Venetsianov was born in Moscow in 1780 in the family of a impoverished Greek merchant. He attended a private boarding school and was initially trained for government service as a woodland's surveyor. He studied painting in his free time and worked as a civil servant. Art studies exposed Venetsianov to natural colors and airy atmosphere permeating the paintings of French artist Francois-Marius Granet; the young Russian painter was so impressed that he decided to employ the same techniques in his paintings. In 1802, he moved to St. Petersburg and took courses as an external student at the Academy of Arts, at the same time spending long hours at the Hermitage copying the works of great masters, especially the Dutch landscape painters. In the Hermitage, Venetsianov met V. L. Borovikovsky and became his student. In 1810, the artist received from the Academy the title of a distinguished Associate, which contributed to the growth of his popularity. Two years later, during the Napoleonic campaign, he published a series of patriotic satirical etchings aimed at Napoleon and his allies. His love of nature and the countryside and his desire to paint it in a natural way, reminiscent of Granet, prompted Venetsianov to buy a small estate in the Tver province. He retired in 1820 and summarily abandoned forever his satirical and political art. Moving permanently to his home in the countryside, he focused most of his energy on the depiction of peasants and village life. Moreover, in 1824, after selling The Threshing Barn for a large sum of 5,000 roubles, Venetsianov decided to share his good fortune and established in his house an art school for talented students who could not afford art education. Over the course of its existence, the school enrolled about 70 pupils. Among those who distinguished themselves later were G. Soroka, N. Krylov, A. Alexeyev, L. Plakhov, A. Tyranov, K. Zelentsov, S. Zarianko, and G. Mikhailov. Their knowledge of the subject and their ability to portray it in a straightforward and unaffected way helped to develop farther the genre of peasant painting.
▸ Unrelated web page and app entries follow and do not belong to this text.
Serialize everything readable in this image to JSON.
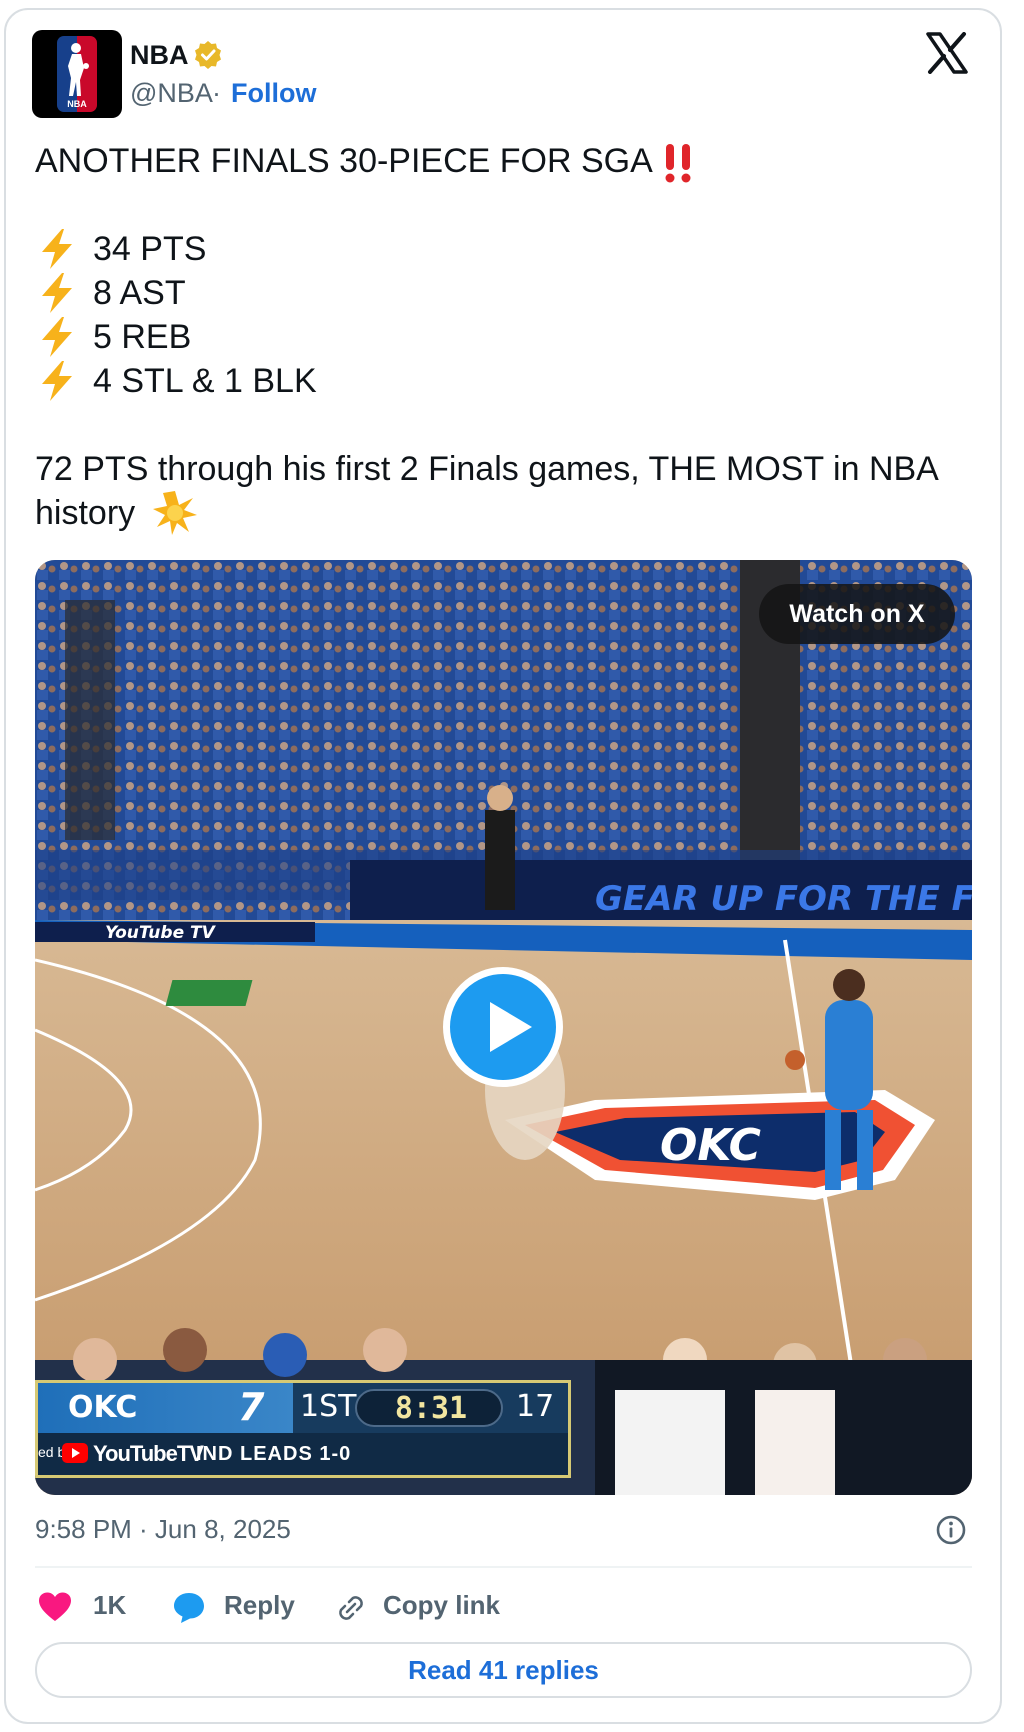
{
  "author": {
    "name": "NBA",
    "handle": "@NBA",
    "separator": "·",
    "follow_label": "Follow",
    "verified": true,
    "avatar_icon": "nba-logo-icon",
    "avatar_text": "NBA"
  },
  "platform_icon": "x-logo-icon",
  "tweet": {
    "headline": "ANOTHER FINALS 30-PIECE FOR SGA",
    "headline_emoji": "double-exclamation-icon",
    "stats": [
      "34 PTS",
      "8 AST",
      "5 REB",
      "4 STL & 1 BLK"
    ],
    "stat_emoji": "lightning-icon",
    "summary_line1": "72 PTS through his first 2 Finals games, THE MOST in NBA",
    "summary_line2": "history",
    "summary_emoji": "star-icon"
  },
  "video": {
    "watch_label": "Watch on X",
    "play_icon": "play-icon",
    "scoreboard": {
      "team": "OKC",
      "score": "7",
      "quarter": "1ST",
      "clock": "8:31",
      "shot_clock": "17",
      "presented_by": "ed by",
      "sponsor": "YouTubeTV",
      "series": "IND LEADS 1-0"
    },
    "court_banner": "GEAR UP FOR THE FI",
    "court_brand": "YouTube TV",
    "court_logo": "OKC"
  },
  "timestamp": "9:58 PM · Jun 8, 2025",
  "actions": {
    "like_count": "1K",
    "reply_label": "Reply",
    "copy_label": "Copy link"
  },
  "read_replies_label": "Read 41 replies",
  "colors": {
    "accent": "#1d6ed8",
    "like": "#f91880",
    "play": "#1d9bf0",
    "verified": "#e8b829"
  }
}
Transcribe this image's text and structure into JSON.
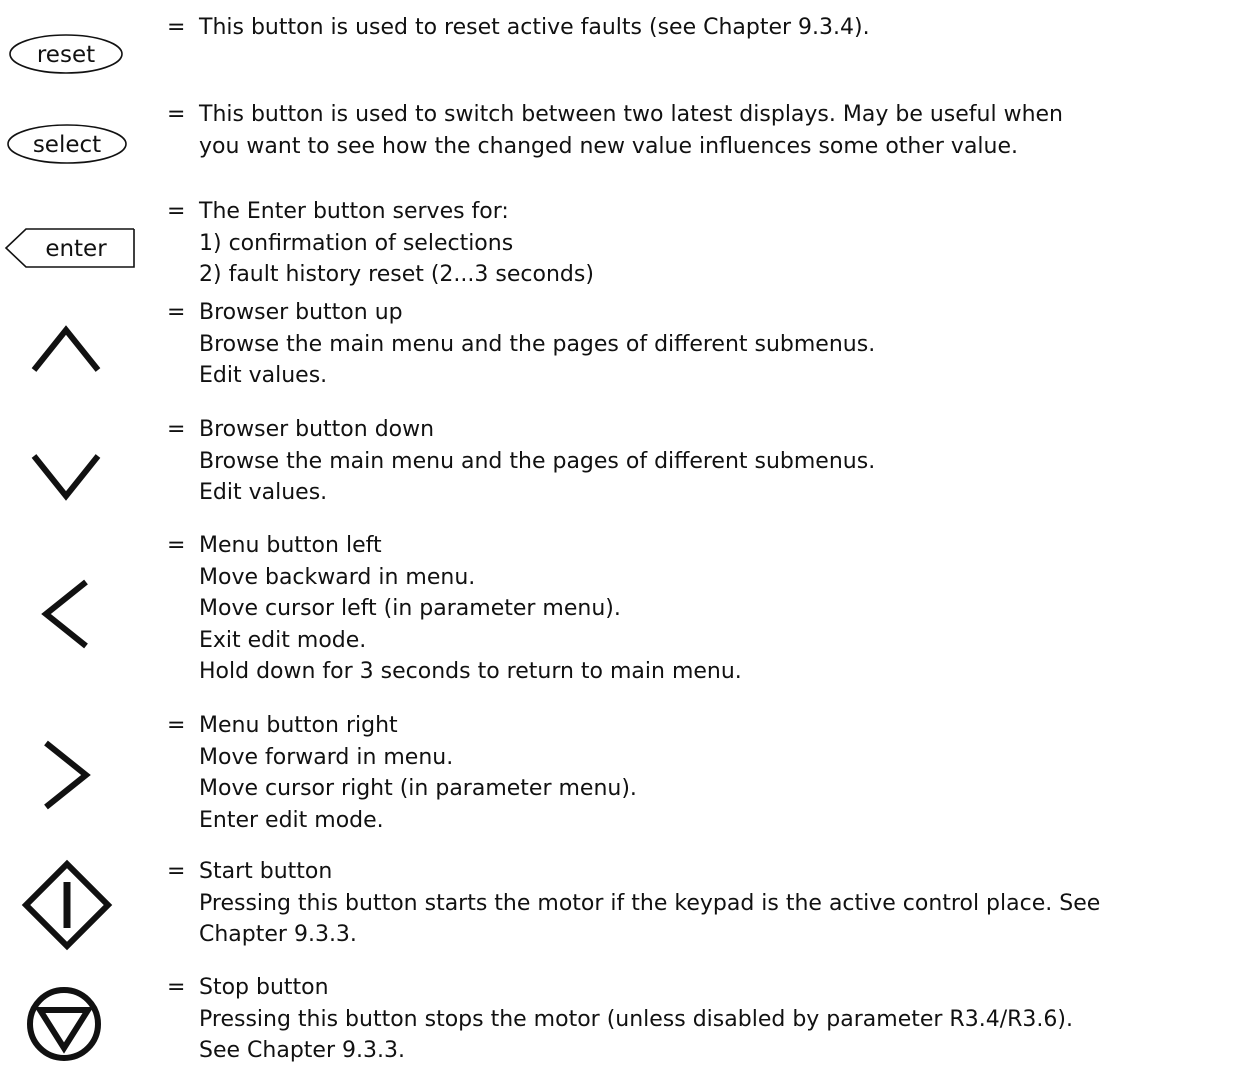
{
  "keys": [
    {
      "id": "reset",
      "icon": "reset-button-icon",
      "icon_label": "reset",
      "lines": [
        "This button is used to reset active faults (see Chapter 9.3.4)."
      ]
    },
    {
      "id": "select",
      "icon": "select-button-icon",
      "icon_label": "select",
      "lines": [
        "This button is used to switch between two latest displays. May be useful when",
        "you want to see how the changed new value influences some other value."
      ]
    },
    {
      "id": "enter",
      "icon": "enter-button-icon",
      "icon_label": "enter",
      "lines": [
        "The Enter button serves for:",
        "1) confirmation of selections",
        "2) fault history reset (2...3 seconds)"
      ]
    },
    {
      "id": "up",
      "icon": "chevron-up-icon",
      "lines": [
        "Browser button up",
        "Browse the main menu and the pages of different submenus.",
        "Edit values."
      ]
    },
    {
      "id": "down",
      "icon": "chevron-down-icon",
      "lines": [
        "Browser button down",
        "Browse the main menu and the pages of different submenus.",
        "Edit values."
      ]
    },
    {
      "id": "left",
      "icon": "chevron-left-icon",
      "lines": [
        "Menu button left",
        "Move backward in menu.",
        "Move cursor left (in parameter menu).",
        "Exit edit mode.",
        "Hold down for 3 seconds to return to main menu."
      ]
    },
    {
      "id": "right",
      "icon": "chevron-right-icon",
      "lines": [
        "Menu button right",
        "Move forward in menu.",
        "Move cursor right (in parameter menu).",
        "Enter edit mode."
      ]
    },
    {
      "id": "start",
      "icon": "start-button-icon",
      "lines": [
        "Start button",
        "Pressing this button starts the motor if the keypad is the active control place. See",
        "Chapter 9.3.3."
      ]
    },
    {
      "id": "stop",
      "icon": "stop-button-icon",
      "lines": [
        "Stop button",
        "Pressing this button stops the motor (unless disabled by parameter R3.4/R3.6).",
        "See Chapter 9.3.3."
      ]
    }
  ],
  "equals_sign": "="
}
Alexsei Venetsianov's best known works include In The Field: Spring (mid 1820s), The Threshing Floor (1821 or 1822), Sleeping Shepherd (between 1823 and 1826), The Morning of a Landlady (1823), Reaper (1820s), Reapers (1820s), and Harvesting: Summer (mid 1820s). The characteristics of his works that made a memorable and lasting impression on the Russian art scene were his disregard for the common rules and techniques used by most artists during the nineteenth century. Crossing the line dividing art and reality, Venetsianov created beautiful and somewhat idealistic representations of peasants and depicted the virtues of peasant life while using natural light and natural environment to show a realistic image of everyday life. Since Venetsianov loved nature and the outdoors, most of his paintings were created "en plein air;" this method of work gave all his paintings a certain spontaneity, freshness, and luminosity. Living and working among peasants, the artist understood their life and developed the proper perspective to paint them. His paintings were often a combination between true portraits and general types; using the works of old masters as examples, Venetsianov seemed to follow Renaissance ideas about composition and presentation of the figures.
Venetsianov's major contributions to the world of nineteenth century art included:
1. recognition and acknowledgement of the importance of light in painting,
2. blending of the figures with the landscape to create unity between humans and nature,
3. showing the virtues rather than the vices of peasants,
4. painting aristocratic subjects in informal and casual surroundings,
5. making a transition to the techniques of early Romanticism
Venetsianov died from accident in road - the sledge, which have overturned on abrupt turn, have striken him a mortal blow.